Argument from observed miracles
An argument from observed miracles is one in which a person claims to have observed one or more miraculous events that show the existence of a God or gods.
Often these events are not really miracles or even all that unusual:
- "I converted to Christianity and my financial troubles went away."
- "I missed a bus and then I met someone who became important later on in my life."
- "I survived a car accident."
- "I saw a man who could walk on coals and handle snakes without injury."
- "I saw Jesus on a piece of toast."
- Any argument from incomplete devastation.
Other times these events are more extreme, but either turn out to be proven false or greatly exaggerated, or for whatever reason cannot be verified.
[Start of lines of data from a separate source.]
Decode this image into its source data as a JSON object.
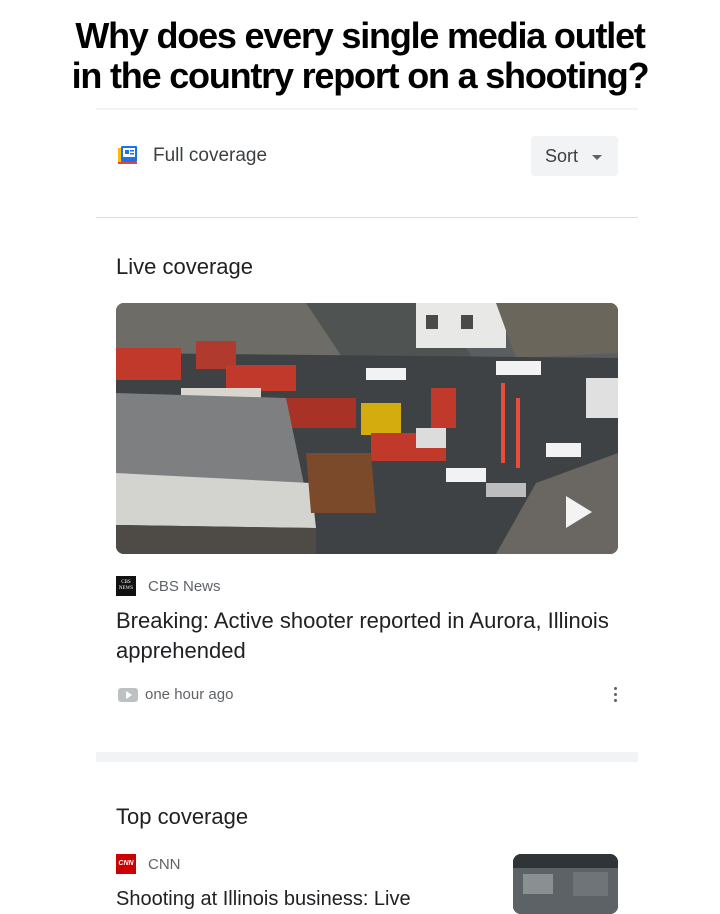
{
  "caption": {
    "line1": "Why does every single media outlet",
    "line2": "in the country report on a shooting?"
  },
  "header": {
    "full_coverage_label": "Full coverage",
    "full_coverage_icon": "newspaper-icon",
    "sort_label": "Sort"
  },
  "live": {
    "section_title": "Live coverage",
    "source": "CBS News",
    "source_logo": "CBS NEWS",
    "headline": "Breaking: Active shooter reported in Aurora, Illinois apprehended",
    "time": "one hour ago",
    "thumbnail_icon": "play-icon"
  },
  "top": {
    "section_title": "Top coverage",
    "source": "CNN",
    "source_logo": "CNN",
    "headline": "Shooting at Illinois business: Live"
  },
  "colors": {
    "accent_blue": "#1a73e8",
    "cnn_red": "#cc0000",
    "text_primary": "#202124",
    "text_secondary": "#5f6368"
  }
}
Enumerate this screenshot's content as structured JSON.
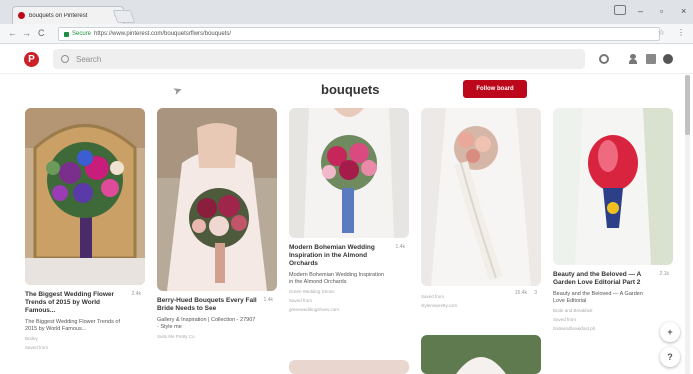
{
  "browser": {
    "tab_title": "bouquets on Pinterest",
    "tab_close": "×",
    "window": {
      "minimize": "–",
      "maximize": "▫",
      "close": "×"
    },
    "nav": {
      "back": "←",
      "forward": "→",
      "reload": "C"
    },
    "secure_label": "Secure",
    "url": "https://www.pinterest.com/bouquetsrflwrs/bouquets/",
    "star": "☆",
    "menu": "⋮"
  },
  "header": {
    "logo": "P",
    "search_placeholder": "Search"
  },
  "board": {
    "title": "bouquets",
    "follow_label": "Follow board"
  },
  "pins": [
    {
      "title": "The Biggest Wedding Flower Trends of 2015 by World Famous...",
      "stat": "2.4k",
      "desc": "The Biggest Wedding Flower Trends of 2015 by World Famous...",
      "meta": "Bridey",
      "meta2": "Saved from"
    },
    {
      "title": "Berry-Hued Bouquets Every Fall Bride Needs to See",
      "stat": "1.4k",
      "desc": "Gallery & Inspiration | Collection - 27907 - Style me",
      "meta": "Suits Me Pretty Co"
    },
    {
      "title": "Modern Bohemian Wedding Inspiration in the Almond Orchards",
      "stat": "1.4k",
      "desc": "Modern Bohemian Wedding Inspiration in the Almond Orchards",
      "meta": "Green Wedding Shoes",
      "meta2": "Saved from",
      "meta3": "greenweddingshoes.com"
    },
    {
      "stat": "15.4k",
      "stat2": "3",
      "meta": "Saved from",
      "meta2": "stylemepretty.com"
    },
    {
      "title": "Beauty and the Beloved — A Garden Love Editorial Part 2",
      "stat": "2.1k",
      "desc": "Beauty and the Beloved — A Garden Love Editorial",
      "meta": "Bride and Breakfast",
      "meta2": "Saved from",
      "meta3": "brideandbreakfast.ph"
    }
  ],
  "fab": {
    "add": "+",
    "help": "?"
  },
  "colors": {
    "pinterest_red": "#bd081c",
    "secure_green": "#1e8e3e"
  }
}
- "A faith healer healed a paraplegic."
- "A poor family's food was multiplied."
- "A woman levitated right before my eyes."
- "He was speaking Latin even though he's never heard the language."
Oftentimes the "miracles" are not really miraculous at all. They can be the results of cherry picking and confirmation bias, whereby memories and stories of unusual events are picked out from thousands of stories of boring events. In reality these things may happen about as often as one would expect from random chance, but it seems like they happen more often because we pay more attention to them and because human beings are usually not that good at guessing how likely events actually are.
Other times they are simply not true stories, which is particularly common in the case of hearsay. If a story is about a friend of a friend (of a friend of a friend...), there's a good chance that at least one person in the chain exaggerated, misremembered, or just plain made up part of the story. Even stories that are first-hand accounts can involve false memories. When someone repeats a story over and over, or keeps dwelling upon it in their own thoughts, each time trying to emphasize particular points that they find important, they may end up believing that what happened was far more astonishing than what they really witnessed at the time.
In addition, even if the miracles are real, they don't necessarily prove the existence of a god at all, much less any particular one. If some kind of holy man performs a miracle, for example, it may just be a power specific to him, even if he personally believes that a particular god did it. In order to prove a particular god, more evidence is needed than the mere existence of very strange events.
Finally, even if miracles are true, and the agent could be established to be a specific god, they are always minor and often selfish in nature. For instance, if an individual were to spontaneously healed, it would be incidental when compared to the number of people healed by medicine. An individual may overcome a financial hardship, but when compared to secular advancements of such as Social Security, it would be trivial. If supposed miracles were proved to be true, it would still leave unanswered the question of whether the agent deserves worship, just as if David Blaine's street performances were actually magic, it would not be sufficient to worship David Blaine.
It is often held that miracles interrupt or overcome the laws of nature. Under this definition, miracles cannot be explained purely within the framework of natural laws. This, however, means that it is fallacious to then offer an explanation based on natural laws (for example, causal relationships) in an attempt to explain a miracle. The consequence is that nothing can be established about a miracle past the point that it is not explainable.
Anyone who believes they can prove supernatural claims is welcome to visit the JREF web site and apply for the million dollar challenge. James Randi's organization offers this prize to anyone "who can show, under proper observing conditions, evidence of any paranormal, supernatural, or occult power or event."